When I first visited Porto on a backpacking trip nearly 20 years ago, my primary interest was to explore the charming neighborhood bars of the Ribeira quarter, enjoy some fado music and savor Porto's namesake wine. Over the years, my returns to this captivating city have matured and each visit has allowed me to uncover another surprising layer of this World Heritage city situated on both the Atlantic and the Douro River. While I originally regarded the Douro as just an ordinary river, I've since come to appreciate its significance for the soul of Porto and as a transport conduit for an entire region. Instrumental in moving goods and people up and down the river were the rabelo boats, a type of cargo boat unique to this river.
I don't think that I fully understood Vincent van Gogh's paintings until I stood in an olive grove in St-Rémy de Provence, France. This particular olive grove sits outside the walls of St. Paul de Mausole, a 12th-century Augustine monastery that became a psychiatric hospital in the 1800s...
Beer is a big deal in the Czech Republic. Per capita, the people here consistently consume the most beer in the world and the region's rich brewing history dates back to the mid- to late-9th century.
There's a place in Turkey where I descended into the bowels of the earth, terrified I'd never resurface, then flew to the highest reaches of the heavens, afraid I'd plummet to my doom. I laughed and made jokes, yet I was also silent, pondering the sacred. I felt corporeal and ethereal, often at the same time. Where was I? Cappadocia, of course...
You might think of coffee as just a hot beverage you drink from a paper cup in the car on the way to work. Here in Italy, coffee is not simply a drink, it's a key aspect of the culture. It's a social event and a tradition that Italians proudly preserve. If you find yourself looking for a pick-me-up in Italy, here are some helpful tips on what--and when--to order.

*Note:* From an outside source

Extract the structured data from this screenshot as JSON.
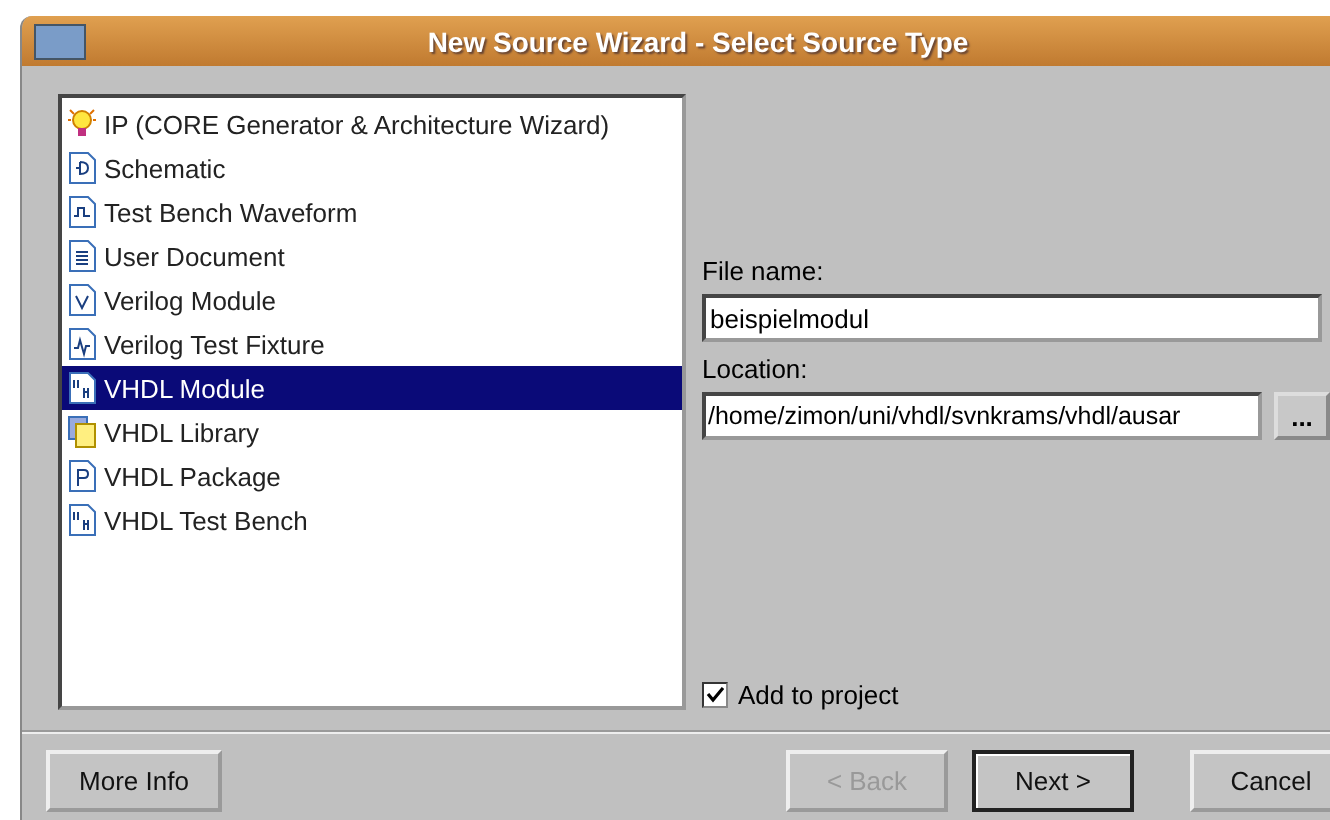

Though the Dutch may claim the title for Amsterdam, Copenhagen is considered by many to be the biking capital of the world. In fact, half of all Danes commute to work by bicycle. While bicycle commuting is gaining momentum in many major cities in the United States, touted as a mode of transportation that is friendly to the environment and the waistline, it hasn't quite infiltrated American culture in the same way. If one looks closely at Danish society, you'll see that the impact of bicycles on the physical and cultural landscape of its cities runs deep.
In Vietnam, coffee culture is as deep and rich as just about anything else. On old brick sidewalks and in old colonial shops adorned with art deco tiles, old men sit on small stools in the morning and afternoon. They sip little cups of iced-coffee rocket fuel, or as they would say, cafe sua da (or ca phe sua da), while playing checkers and cards.
One warm and lazy afternoon, I found myself meandering about the twisted and narrow pedestrian streets of downtown Seville. As I made my way back toward the main square, I spotted a tiny nun (almost a full head shorter than myself), nearly doubled over with what looked to be an incredibly heavy picnic basket, disappear into a small doorway. Surprised--and more than a little intrigued--I followed in the nun's laborious path to sneak a peak around the door she had left ajar.